Heckenlaible said there were planning to stop in Albert Lea to get something to eat and stay the night, when about a mile north of the city there were whiteout conditions and were unable to see. They were brought into town by a deputy.

She said the roads were tolerable until about 20 miles north of Albert Lea.

“Now when I see people sleeping on cots on TV I can say, ‘Been there, done that,’” she said.

Staff Sgt. Joshua Barker said National Guard soldiers escorted emergency medical crews most of the evening to 911 calls in their small unit support vehicle.

Barker said Maple Hill Drive was almost entirely impassable.

“There shouldn’t be any reason for people to travel,” he said.

Albert Lea received 6.8 inches of wet, heavy snow overnight, burying roadways, sidewalks, driveways that were clear Thursday night. The storm was in contrast to recent snowfalls that brought dry snow.

Many area school districts canceled classes today as area residents dug themselves out. The region had been in a blizzard warning.

Albert Lea closed today and announced the Fun Nights slated for the elementary schools will be rescheduled.

Other schools canceling are Blooming Prairie, Glenville-Emmons, Hollandale Christian, Janesville-Waldorf-Pemberto, New Richland-Hartland-Ellendale-Geneva, Rochester, St. Theodore Catholic and United South Central.

Alden-Conger, Blue Earth, Mankato, Owatonna, St. Clair planned to begin two hours late. United Preschool had no morning session.

Riverland Community College was set to open at 11 a.m. today.

Other snowfall totals in the region were Owatonna with 4.8 inches, Austin 7.3, Rochester 8, Faribault 8, Mankato 7, Lake City 6, Dodge Center 6, Kasson 8.3, Pine Island 5, Stewartville 6.9, Grand Meadow 10, Spring Valley 6, Le Roy 7, Winona 5.3, Hastings 5.8, Red Wing 7.

In Iowa, Mason City reported 7.1, Manly 7.5, St. Ansgar 7.4 and Charles City 4.6.

The blizzard warning indicated high winds, though the bluster never reached blizzard conditions. The northwest wind topped out at 22 mph with 35 mph gusts around 10 p.m. Thursday.

In Minneapolis, snow started falling around midday and continued during the evening rush hour. The metro area could see up to a foot of snow by the time the storm passes Friday morning, National Weather Service meteorologist Shawn DeVinny said.

“It’s going to be snowing most of the night and not winding down till early tomorrow morning,” DeVinny said Thursday night.

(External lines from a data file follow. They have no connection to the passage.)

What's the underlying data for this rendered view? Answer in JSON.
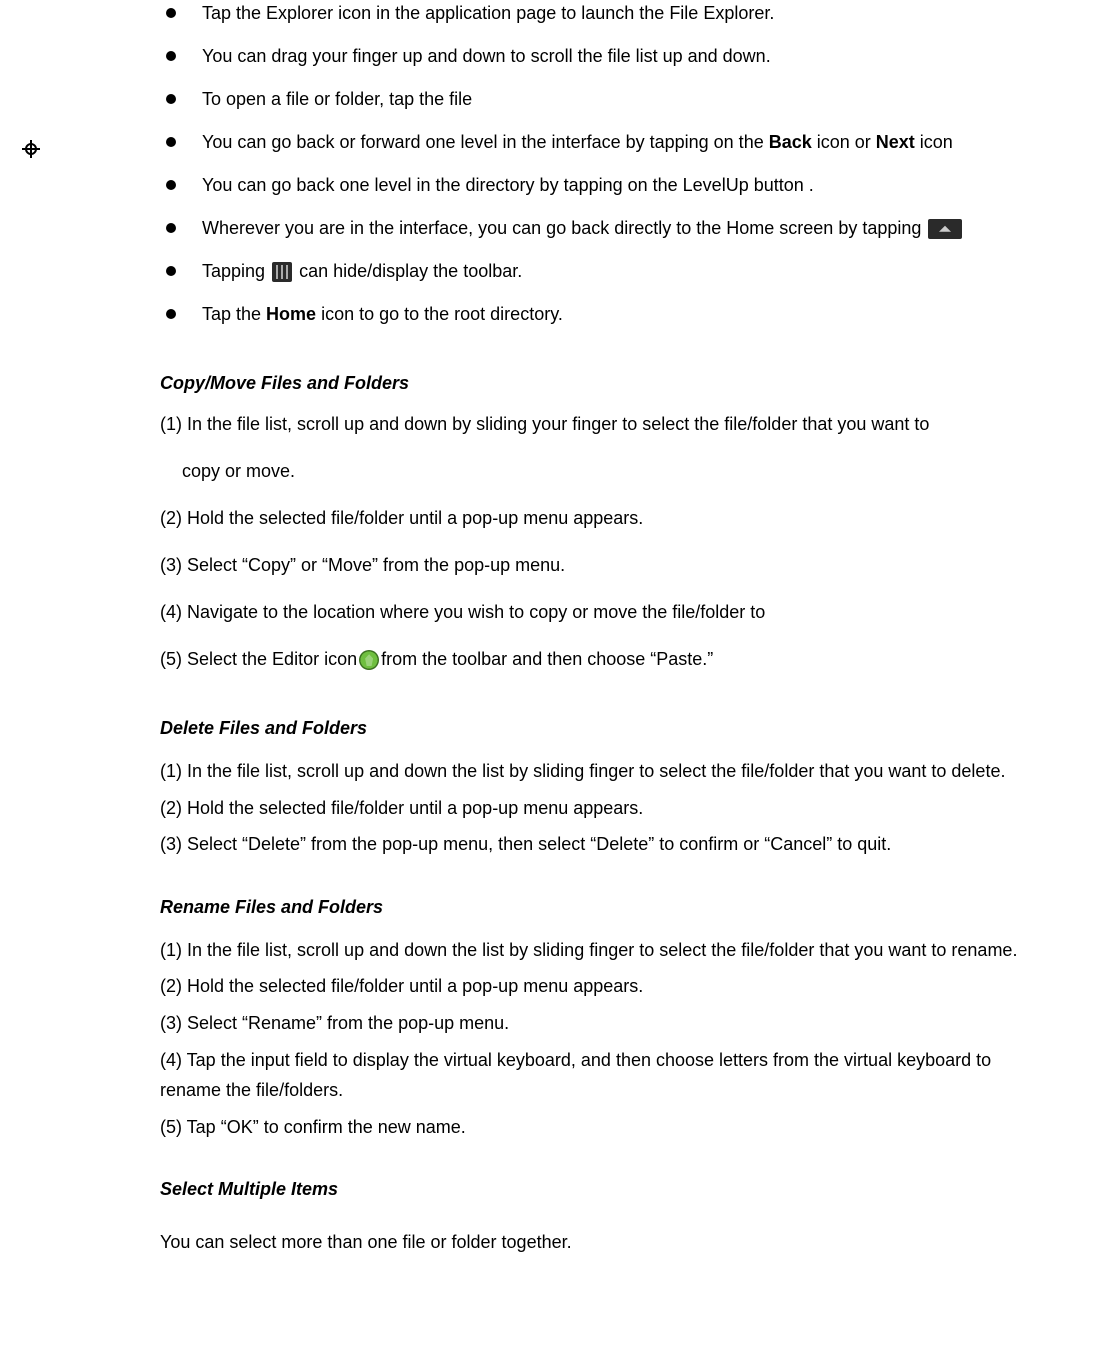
{
  "bullets": {
    "b1": "Tap the Explorer icon in the application page to launch the File Explorer.",
    "b2": "You can drag your finger up and down to scroll the file list up and down.",
    "b3": "To open a file or folder, tap the file",
    "b4_pre": "You can go back or forward one level in the interface by tapping on the ",
    "b4_back": "Back",
    "b4_mid": " icon or ",
    "b4_next": "Next",
    "b4_post": " icon",
    "b5": "You can go back one level in the directory by tapping on the LevelUp button    .",
    "b6": "Wherever you are in the interface, you can go back directly to the Home screen by tapping ",
    "b7_pre": "Tapping  ",
    "b7_post": " can hide/display the toolbar.",
    "b8_pre": "Tap the ",
    "b8_home": "Home",
    "b8_post": " icon to go to the root directory."
  },
  "copyMove": {
    "title": "Copy/Move Files and Folders",
    "p1": "(1) In the file list, scroll up and down by sliding your finger to select the file/folder that you want to",
    "p1b": "copy or move.",
    "p2": "(2) Hold the selected file/folder until a pop-up menu appears.",
    "p3": "(3) Select “Copy” or “Move” from the pop-up menu.",
    "p4": "(4) Navigate to the location where you wish to copy or move the file/folder to",
    "p5_pre": "(5) Select the Editor icon",
    "p5_post": "from the toolbar and then choose “Paste.”"
  },
  "deleteSec": {
    "title": "Delete Files and Folders",
    "p1": "(1)   In the file list, scroll up and down the list by sliding finger to select the file/folder that you want to delete.",
    "p2": "(2)   Hold the selected file/folder until a pop-up menu appears.",
    "p3": "(3)   Select “Delete” from the pop-up menu, then select “Delete” to confirm or “Cancel” to quit."
  },
  "renameSec": {
    "title": "Rename Files and Folders",
    "p1": "(1)   In the file list, scroll up and down the list by sliding finger to select the file/folder that you want to rename.",
    "p2": "(2)   Hold the selected file/folder until a pop-up menu appears.",
    "p3": "(3)   Select “Rename” from the pop-up menu.",
    "p4": "(4)   Tap the input field to display the virtual keyboard, and then choose letters from the virtual keyboard to rename the file/folders.",
    "p5": "(5)   Tap “OK” to confirm the new name."
  },
  "selectMulti": {
    "title": "Select Multiple Items",
    "p1": "You can select more than one file or folder together."
  }
}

In Mankato, 5 inches of snow had fallen before 6 p.m. A trained spotter measured 5.5 inches of snow in Waconia, and more than 4 inches of snow had fallen in Monticello.

Schools in southern Minnesota closed Thursday, including Rochester, Winona and Faribault as heavy snow and strong winds moved into the region. Minneapolis Public Schools canceled all after-school and evening activities and meetings because of the weather. Minnesota State, Mankato canceled evening classes.

Alicia Halverson, 23, a graduate student at Minnesota State, was doing research at the school library Thursday evening. She lamented that the library was closing early due to the storm.

“It’s horrible. The library and stuff is closing, resources that you need,” Halverson said. She said she is not an outdoor winter enthusiast.

“I do nothing. I just try to stay in and get stuff done that is inside,” said Halverson, who is from the St. Cloud area. She said the continued cold, snowy weather “makes me want to wear sweatpants every day, stay inside.”

Minneapolis, St. Paul and many surrounding suburbs declared snow emergencies. No travel was advised in southeastern Minnesota because of blowing snow. Western Minnesota also was seeing whiteout conditions, meteorologist DeVinny said.

After a brief outbreak of mild weather, Minnesota will go back into the deep freeze once the storm passes. The weather service forecasts lows of 5 below zero to 5 above Friday night, with weekend highs ranging from 5 to 15 above.

— The Associated Press contributed to this report.